----- Input data

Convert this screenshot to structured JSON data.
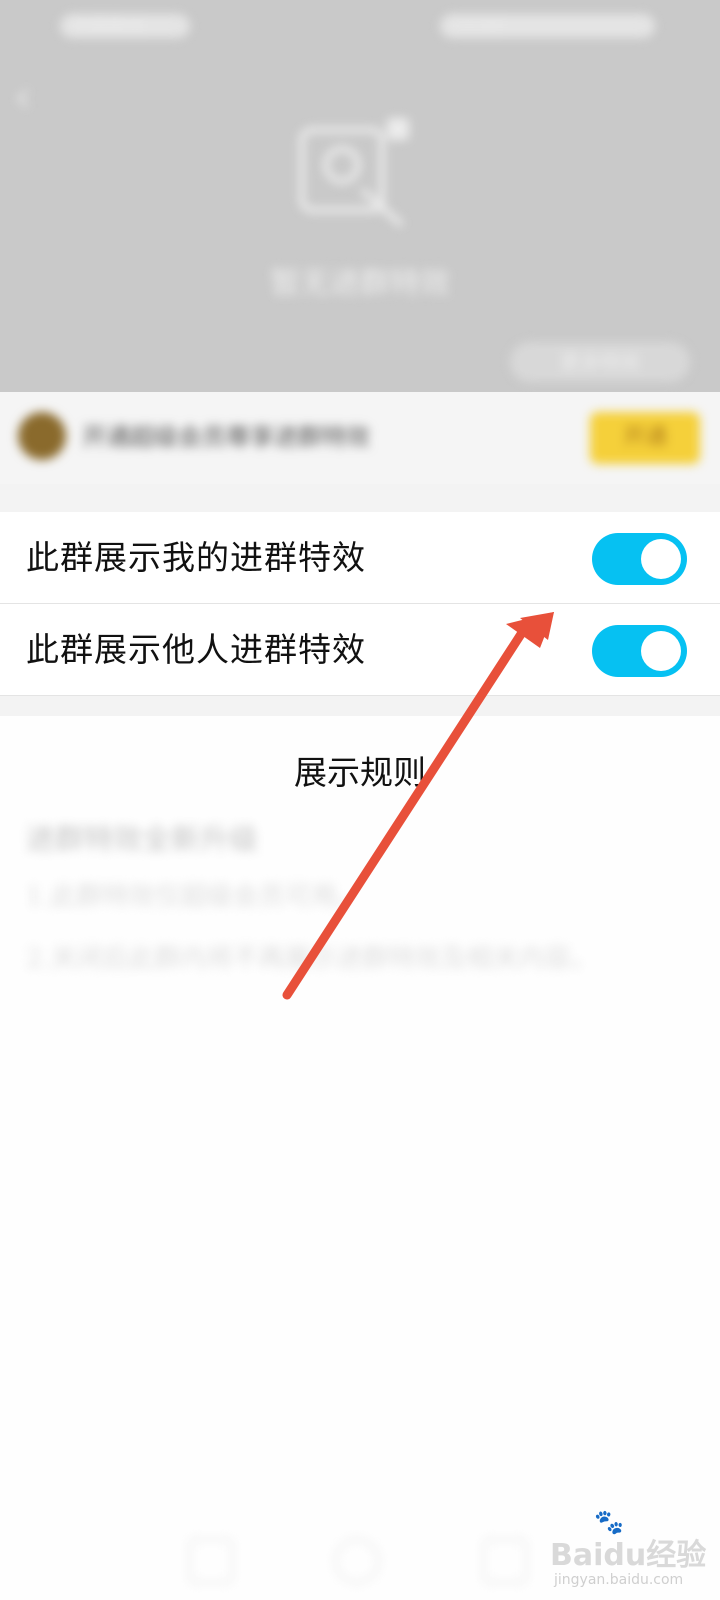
{
  "top_preview": {
    "status_left": "中国移动",
    "status_right": "12:00",
    "back_icon": "back-chevron-icon",
    "effect_icon": "effect-preview-icon",
    "preview_text": "暂无进群特效",
    "preview_button": "更多特效"
  },
  "vip_banner": {
    "text": "开通超级会员尊享进群特效",
    "button": "开通"
  },
  "settings": [
    {
      "label": "此群展示我的进群特效",
      "enabled": true
    },
    {
      "label": "此群展示他人进群特效",
      "enabled": true
    }
  ],
  "rules": {
    "title": "展示规则",
    "subtitle": "进群特效全新升级",
    "lines": [
      "1.此群特效仅超级会员可用。",
      "2.关闭后此群内将不再展示进群特效及相关内容。"
    ]
  },
  "watermark": {
    "main": "Baidu经验",
    "sub": "jingyan.baidu.com"
  },
  "colors": {
    "toggle_on": "#06c1f2",
    "arrow": "#e8503a",
    "vip_button": "#f5d03a"
  }
}
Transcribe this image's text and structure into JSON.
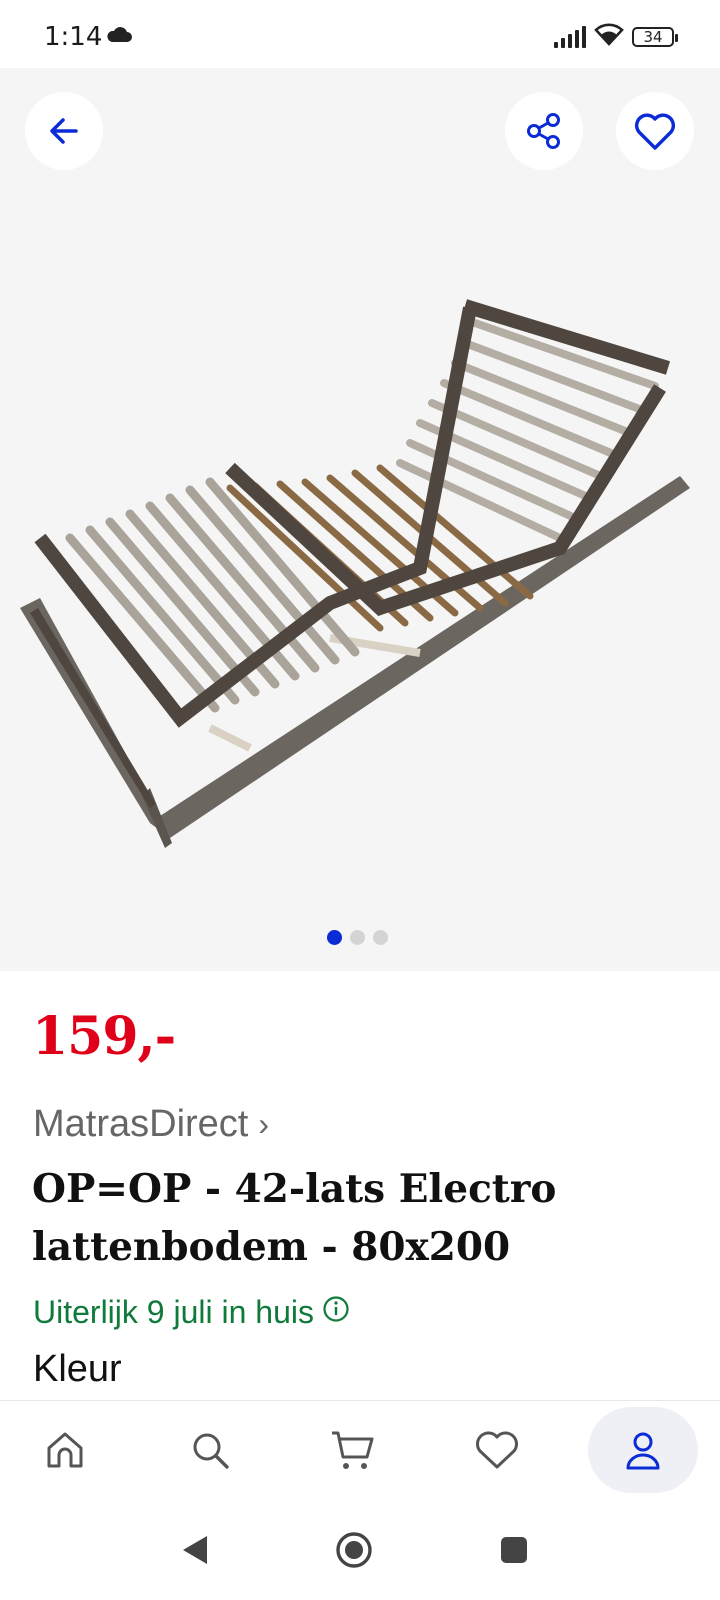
{
  "status_bar": {
    "time": "1:14",
    "battery": "34"
  },
  "gallery": {
    "image_count": 3,
    "active_index": 0
  },
  "product": {
    "price": "159,-",
    "seller": "MatrasDirect",
    "seller_chevron": "›",
    "title": "OP=OP - 42-lats Electro lattenbodem - 80x200",
    "delivery": "Uiterlijk 9 juli in huis",
    "color_label": "Kleur"
  },
  "colors": {
    "brand_blue": "#0a2bd6",
    "price_red": "#e0001a",
    "delivery_green": "#0f7a3a"
  },
  "icons": [
    "back-arrow-icon",
    "share-icon",
    "heart-icon",
    "home-icon",
    "search-icon",
    "cart-icon",
    "account-icon"
  ]
}
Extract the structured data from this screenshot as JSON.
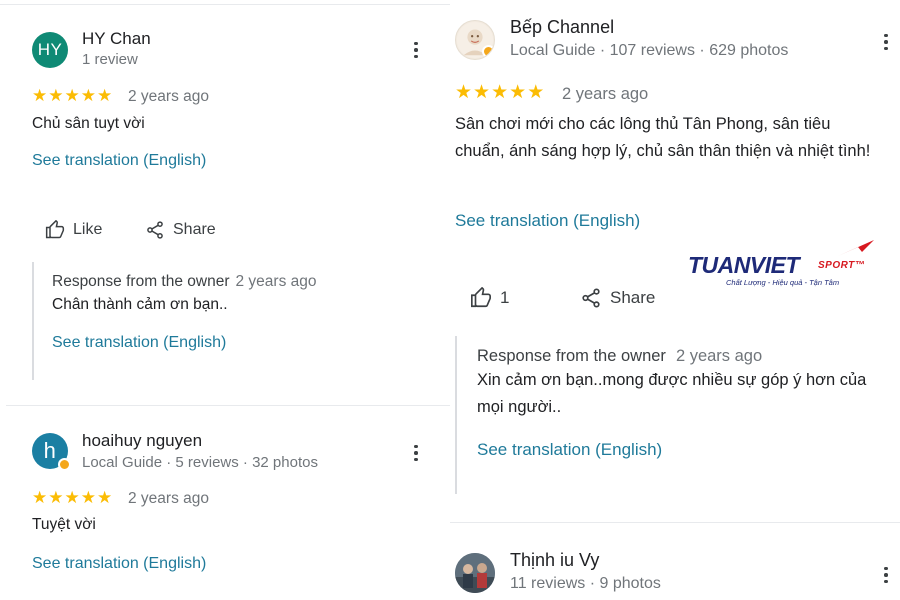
{
  "left_column": {
    "review1": {
      "avatar_initials": "HY",
      "author": "HY Chan",
      "meta": "1 review",
      "rating": 5,
      "time": "2 years ago",
      "text": "Chủ sân tuyt vời",
      "translate": "See translation (English)",
      "like_label": "Like",
      "share_label": "Share",
      "owner_response": {
        "label": "Response from the owner",
        "time": "2 years ago",
        "text": "Chân thành cảm ơn bạn..",
        "translate": "See translation (English)"
      }
    },
    "review2": {
      "avatar_initials": "h",
      "author": "hoaihuy nguyen",
      "meta": "Local Guide · 5 reviews · 32 photos",
      "rating": 5,
      "time": "2 years ago",
      "text": "Tuyệt vời",
      "translate": "See translation (English)"
    }
  },
  "right_column": {
    "review1": {
      "author": "Bếp Channel",
      "meta": "Local Guide · 107 reviews · 629 photos",
      "rating": 5,
      "time": "2 years ago",
      "text": "Sân chơi mới cho các lông thủ Tân Phong, sân tiêu chuẩn, ánh sáng hợp lý, chủ sân thân thiện và nhiệt tình!",
      "translate": "See translation (English)",
      "like_count": "1",
      "share_label": "Share",
      "owner_response": {
        "label": "Response from the owner",
        "time": "2 years ago",
        "text": "Xin cảm ơn bạn..mong được nhiều sự góp ý hơn của mọi người..",
        "translate": "See translation (English)"
      }
    },
    "review2": {
      "author": "Thịnh iu Vy",
      "meta": "11 reviews · 9 photos"
    }
  },
  "watermark": {
    "brand": "TUANVIET",
    "brand_suffix": "SPORT™",
    "tagline": "Chất Lượng - Hiệu quả - Tận Tâm"
  },
  "colors": {
    "star": "#fbbc04",
    "link": "#1f7a9a",
    "avatar_hy": "#0f8a75",
    "avatar_h": "#1b7fa3",
    "logo_blue": "#1e2a78",
    "logo_red": "#d71920"
  }
}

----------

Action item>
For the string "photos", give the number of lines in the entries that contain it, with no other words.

Solution to the exercise>
3